Van Roy, P., Briggs, D.E.G., and Gaines, R.R. 2015a. The Fezouata fossils of Morocco – an extraordinary record of marine life in the Ordovician. Journal of the Geological Society 172: 541–549. Crossref

Van Roy, P. Daley, A.C., and Briggs, D.E.G. 2015b. Anomalocaridid trunk limb homology revealed by a giant filter-feeder with paired flaps. Nature 522: 77–80. Crossref

Van Roy, P., Orr, P.J., Botting, J.P., Muir, L.A., Vinther, J., Lefebvre, B., El Hariri, K.H., and Briggs, D.E.G. 2010. Ordovician faunas of Burgess Shale type. Nature 365: 215–218. Crossref

Vaucher, R., Martin, É.L.O, Hormière, H., and Pittet, B. 2016. A genetic link between Konzentrat- and Konservat-Lagerstätten in the Fezouata Shale (Lower Ordovician, Morocco). Palaeogeography, Palaeoclimatology, Palaeoecology 460: 24–34. Crossref

Vinther, J., Van Roy, P., and Briggs, D.E.G. 2008. Machaeridians are Palaeozoic armoured annelids. Nature 451: 185–188. Crossref

Vrazo, M.B. and Braddy, S.J. 2011. Testing the “mass-moult-mate” hypo­thesis of eurypterid palaeoecology. Palaeogeography, Palaeoclimato­logy, Palaeoecology 311: 63–73. Crossref

Webster, M. and Hughes, N.C. 1999. Compaction-related deformation in Cambrian olenelloid trilobites and its implications for fossil morphometry. Journal of Paleontology 73: 355–371. Crossref

Whittington, H.B. 1975. Trilobites with appendages from the Middle Cambrian, Burgess Shale, British Columbia. Fossils and Strata 4: 97–136.

Whittington, H.B. 1980. Exoskeleton, moult stage, appendage morphology, and habits of the middle Cambrian trilobite Olenoides serratus. Palaeontology 23: 171–204.

Whittington, H.B. 1990. Articulation and exuviation in Cambrian trilobites. Philosophical Transactions of the Royal Society of London B 329: 27–46. Crossref

Whittington, H.B., Chatterton, B.D.E., Speyer, S.E., Fortey, R.A., Owens, R.M., Chang, W.T., Dean, W.T., Jell, P.A., Laurie, J.R., Palmer, A.R., Repina, L.N., Rushton, A.W.A., Shergold, J.H., Clarkson, E.N.K., Wilmot, N.V., and Kelly, S.R.A. 1997. Treatise on Invertebrate Paleontology, Part O: Trilobita, revised. The Geological Society of America, Inc., Boulder & University of Kansas, Lawrence.

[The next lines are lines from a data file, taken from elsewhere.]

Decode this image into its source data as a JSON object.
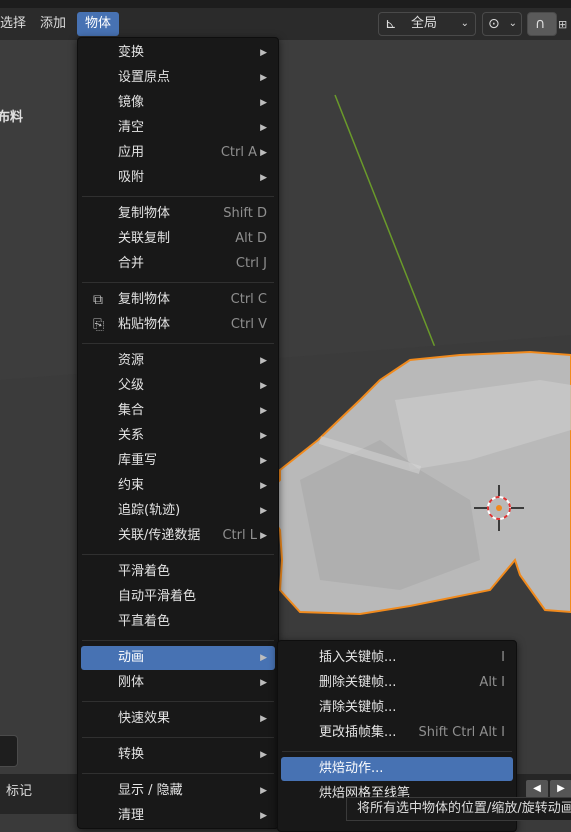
{
  "header": {
    "menus": [
      {
        "label": "选择",
        "active": false
      },
      {
        "label": "添加",
        "active": false
      },
      {
        "label": "物体",
        "active": true
      }
    ],
    "transform_orientation": "全局",
    "colors": {
      "highlight": "#4772b3",
      "menu_bg": "#181818",
      "header_bg": "#2b2b2b"
    }
  },
  "left_panel_label": "布料",
  "bottom": {
    "label": "标记"
  },
  "object_menu": {
    "groups": [
      [
        {
          "label": "变换",
          "shortcut": "",
          "submenu": true
        },
        {
          "label": "设置原点",
          "shortcut": "",
          "submenu": true
        },
        {
          "label": "镜像",
          "shortcut": "",
          "submenu": true
        },
        {
          "label": "清空",
          "shortcut": "",
          "submenu": true
        },
        {
          "label": "应用",
          "shortcut": "Ctrl A",
          "submenu": true
        },
        {
          "label": "吸附",
          "shortcut": "",
          "submenu": true
        }
      ],
      [
        {
          "label": "复制物体",
          "shortcut": "Shift D",
          "submenu": false
        },
        {
          "label": "关联复制",
          "shortcut": "Alt D",
          "submenu": false
        },
        {
          "label": "合并",
          "shortcut": "Ctrl J",
          "submenu": false
        }
      ],
      [
        {
          "label": "复制物体",
          "shortcut": "Ctrl C",
          "submenu": false,
          "icon": "copy-icon"
        },
        {
          "label": "粘贴物体",
          "shortcut": "Ctrl V",
          "submenu": false,
          "icon": "paste-icon"
        }
      ],
      [
        {
          "label": "资源",
          "shortcut": "",
          "submenu": true
        },
        {
          "label": "父级",
          "shortcut": "",
          "submenu": true
        },
        {
          "label": "集合",
          "shortcut": "",
          "submenu": true
        },
        {
          "label": "关系",
          "shortcut": "",
          "submenu": true
        },
        {
          "label": "库重写",
          "shortcut": "",
          "submenu": true
        },
        {
          "label": "约束",
          "shortcut": "",
          "submenu": true
        },
        {
          "label": "追踪(轨迹)",
          "shortcut": "",
          "submenu": true
        },
        {
          "label": "关联/传递数据",
          "shortcut": "Ctrl L",
          "submenu": true
        }
      ],
      [
        {
          "label": "平滑着色",
          "shortcut": "",
          "submenu": false
        },
        {
          "label": "自动平滑着色",
          "shortcut": "",
          "submenu": false
        },
        {
          "label": "平直着色",
          "shortcut": "",
          "submenu": false
        }
      ],
      [
        {
          "label": "动画",
          "shortcut": "",
          "submenu": true,
          "highlighted": true
        },
        {
          "label": "刚体",
          "shortcut": "",
          "submenu": true
        }
      ],
      [
        {
          "label": "快速效果",
          "shortcut": "",
          "submenu": true
        }
      ],
      [
        {
          "label": "转换",
          "shortcut": "",
          "submenu": true
        }
      ],
      [
        {
          "label": "显示 / 隐藏",
          "shortcut": "",
          "submenu": true
        },
        {
          "label": "清理",
          "shortcut": "",
          "submenu": true
        }
      ]
    ]
  },
  "animation_submenu": {
    "groups": [
      [
        {
          "label": "插入关键帧...",
          "shortcut": "I"
        },
        {
          "label": "删除关键帧...",
          "shortcut": "Alt I"
        },
        {
          "label": "清除关键帧...",
          "shortcut": ""
        },
        {
          "label": "更改插帧集...",
          "shortcut": "Shift Ctrl Alt I"
        }
      ],
      [
        {
          "label": "烘焙动作...",
          "shortcut": "",
          "highlighted": true
        },
        {
          "label": "烘焙网格至线笔",
          "shortcut": ""
        }
      ]
    ]
  },
  "tooltip": "将所有选中物体的位置/缩放/旋转动画"
}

Wilmot, N.V. 1990. Primary and diagenetic microstructures in trilobite exoskeletons. Historical Biology 4: 51–65. Crossref

Yang, J., Ortega-Hernández, J., Drage, H.B., Du, K.-S., and Zhang, X.-G. 2019. Ecdysis in a stem-group euarthropod from the early Cambrian of China. Scientific Reports [published online: https://doi.org/10.1038/s41598-019-41911-w]. Crossref

Acta Palaeontol. Pol. 64 (2): 261–273, 2019